A smaller wind range also means that you will need to put together kites more frequently. It also involves water re-launch. To be able to re-launch, these kites need to be spanned onto their back and directed to the rim of the wind window. With the limited sheeting ability, C-Kites can be unsafe for beginners. It means that they can’t be de-powered just like bow kites.

To fly the kite, there should be more power to control it. It is very disadvantageous for beginners because they do not have enough experience.
C kites consist of safety releases; however, they don’t have the ability to plunk a lot of power by sheeting out.

Kites continue to evolve, so the pros and cons will keep on shifting. But one thing remains; these kites are outstanding performers. Not many kite manufacturers design pure c-kites nowadays. Most of them try to design kites that benefits of the advantages both from c-kites and bow-kites.
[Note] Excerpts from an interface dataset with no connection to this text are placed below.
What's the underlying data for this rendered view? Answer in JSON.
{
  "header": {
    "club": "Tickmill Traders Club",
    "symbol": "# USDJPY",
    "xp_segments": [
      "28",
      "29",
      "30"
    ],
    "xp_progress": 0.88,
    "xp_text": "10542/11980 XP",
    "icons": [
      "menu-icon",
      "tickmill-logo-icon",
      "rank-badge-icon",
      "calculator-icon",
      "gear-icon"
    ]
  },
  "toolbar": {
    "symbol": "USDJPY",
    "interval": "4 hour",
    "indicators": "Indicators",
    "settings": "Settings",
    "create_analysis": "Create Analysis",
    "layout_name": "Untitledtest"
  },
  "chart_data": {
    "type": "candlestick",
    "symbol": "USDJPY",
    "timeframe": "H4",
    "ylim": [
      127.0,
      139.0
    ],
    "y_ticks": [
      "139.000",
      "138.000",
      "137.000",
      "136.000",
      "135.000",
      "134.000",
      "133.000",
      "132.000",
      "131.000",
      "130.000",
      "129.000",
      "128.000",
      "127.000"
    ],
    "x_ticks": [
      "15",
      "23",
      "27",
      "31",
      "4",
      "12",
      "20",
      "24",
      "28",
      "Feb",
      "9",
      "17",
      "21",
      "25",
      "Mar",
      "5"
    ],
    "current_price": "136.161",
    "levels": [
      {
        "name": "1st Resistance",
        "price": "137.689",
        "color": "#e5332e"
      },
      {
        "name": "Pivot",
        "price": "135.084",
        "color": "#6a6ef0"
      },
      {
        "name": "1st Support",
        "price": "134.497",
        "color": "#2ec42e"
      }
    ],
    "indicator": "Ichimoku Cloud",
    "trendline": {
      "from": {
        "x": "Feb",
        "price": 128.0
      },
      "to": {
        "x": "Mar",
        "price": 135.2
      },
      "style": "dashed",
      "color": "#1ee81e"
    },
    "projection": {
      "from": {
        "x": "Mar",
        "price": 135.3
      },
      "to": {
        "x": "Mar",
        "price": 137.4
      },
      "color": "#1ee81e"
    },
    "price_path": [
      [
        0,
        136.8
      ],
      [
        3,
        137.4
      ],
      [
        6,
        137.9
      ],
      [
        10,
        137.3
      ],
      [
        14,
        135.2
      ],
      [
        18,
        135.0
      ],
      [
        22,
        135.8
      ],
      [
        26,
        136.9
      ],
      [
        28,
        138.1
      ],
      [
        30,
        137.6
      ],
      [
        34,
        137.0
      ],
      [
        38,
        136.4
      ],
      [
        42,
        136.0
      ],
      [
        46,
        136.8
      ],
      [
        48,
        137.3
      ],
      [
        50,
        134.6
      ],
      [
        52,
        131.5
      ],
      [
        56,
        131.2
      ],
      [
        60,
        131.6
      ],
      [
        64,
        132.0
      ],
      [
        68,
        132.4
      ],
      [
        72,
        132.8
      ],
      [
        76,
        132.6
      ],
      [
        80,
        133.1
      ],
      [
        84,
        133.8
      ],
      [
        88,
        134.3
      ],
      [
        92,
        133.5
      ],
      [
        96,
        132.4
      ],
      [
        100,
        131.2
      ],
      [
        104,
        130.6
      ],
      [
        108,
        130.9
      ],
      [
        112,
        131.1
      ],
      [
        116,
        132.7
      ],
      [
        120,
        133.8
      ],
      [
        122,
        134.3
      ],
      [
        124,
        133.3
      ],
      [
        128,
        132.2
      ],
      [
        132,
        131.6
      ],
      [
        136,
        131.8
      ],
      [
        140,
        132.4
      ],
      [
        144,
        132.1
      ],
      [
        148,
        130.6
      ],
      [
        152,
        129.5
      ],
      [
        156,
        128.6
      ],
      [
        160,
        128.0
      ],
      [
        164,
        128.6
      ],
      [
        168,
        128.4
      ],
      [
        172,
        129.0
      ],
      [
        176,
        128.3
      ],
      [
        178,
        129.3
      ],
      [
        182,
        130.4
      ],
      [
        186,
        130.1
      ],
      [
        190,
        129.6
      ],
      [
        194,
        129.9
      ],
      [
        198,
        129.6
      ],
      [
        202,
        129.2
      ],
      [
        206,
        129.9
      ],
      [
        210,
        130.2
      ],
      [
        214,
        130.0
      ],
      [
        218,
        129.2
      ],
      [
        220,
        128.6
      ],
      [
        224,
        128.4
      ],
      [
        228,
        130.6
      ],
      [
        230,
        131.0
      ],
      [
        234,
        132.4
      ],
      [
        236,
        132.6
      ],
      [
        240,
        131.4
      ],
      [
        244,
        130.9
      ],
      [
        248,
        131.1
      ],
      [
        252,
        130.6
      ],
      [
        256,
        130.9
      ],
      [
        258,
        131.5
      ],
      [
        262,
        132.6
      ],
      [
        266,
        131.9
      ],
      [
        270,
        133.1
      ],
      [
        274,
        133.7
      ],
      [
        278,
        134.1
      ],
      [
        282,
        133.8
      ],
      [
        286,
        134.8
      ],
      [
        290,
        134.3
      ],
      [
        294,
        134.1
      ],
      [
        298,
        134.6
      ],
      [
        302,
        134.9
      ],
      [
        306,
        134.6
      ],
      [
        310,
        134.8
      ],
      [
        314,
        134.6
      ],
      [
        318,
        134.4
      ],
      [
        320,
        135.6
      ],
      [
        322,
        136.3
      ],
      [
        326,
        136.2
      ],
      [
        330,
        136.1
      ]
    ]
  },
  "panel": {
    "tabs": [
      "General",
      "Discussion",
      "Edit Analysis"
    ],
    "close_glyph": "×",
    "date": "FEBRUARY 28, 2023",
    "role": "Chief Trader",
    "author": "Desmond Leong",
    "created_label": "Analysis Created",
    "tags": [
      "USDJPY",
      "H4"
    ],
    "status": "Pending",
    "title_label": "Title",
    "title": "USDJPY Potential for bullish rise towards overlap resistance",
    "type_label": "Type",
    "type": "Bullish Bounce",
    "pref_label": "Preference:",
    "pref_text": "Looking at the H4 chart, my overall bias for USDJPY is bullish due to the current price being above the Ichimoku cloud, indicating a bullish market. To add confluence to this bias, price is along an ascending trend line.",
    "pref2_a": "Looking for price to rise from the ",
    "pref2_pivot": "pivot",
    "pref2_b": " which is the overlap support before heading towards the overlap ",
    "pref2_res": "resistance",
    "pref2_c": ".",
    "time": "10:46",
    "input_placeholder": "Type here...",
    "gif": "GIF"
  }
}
These kites go under names such as Hybrid-C, Delta-kite, SLC-concept kites etc…
However, Slingshot still design pure c-kites to please a small but faithful band of kitesurfers have realized that c-kites is the only way to go! The Slingshot Fuel is also known as the c-kite’s c-kite!


Tags: ,

1 Comment Leave yours

  1. Steve #

    Corrections:

    *Modern bridled kites (meaning hybrids since there’s not too many pure bows left) turn more quickly than C kites.
    *Bridled kites pivot, C-kites arc
    *Tighty pivoting loops create turbulent air over the canopy (aerofoil), which reduces the lift (pull).
    *Bridled kites don’t catch you, as often, on powerful kiteloops/megaloops because of the hard pull during the downward stroke. This puts to much force on the canopy and bridle, so the bridle does what it’s supposed to and lowers the angle of attack(AOA), the lines slack and you drop.
    Here’s a perfect example of Fuel vs Wainmann watch for the turning speeds, arc diameter, and then the AOA slack at 1:24.
    http://www.youtube.com/watch?v=Lbd_2LLNrqs

    As far as wind range goes, it all depends on what you want to do. Sure you can take a 10m hybrid kite to 30+ knots, but you’ll need long arms, and good luck with a handle pass, or staying on your strapless surf. So guess what, you’ll need to add more kites to your bridled quiver too.

Leave a Reply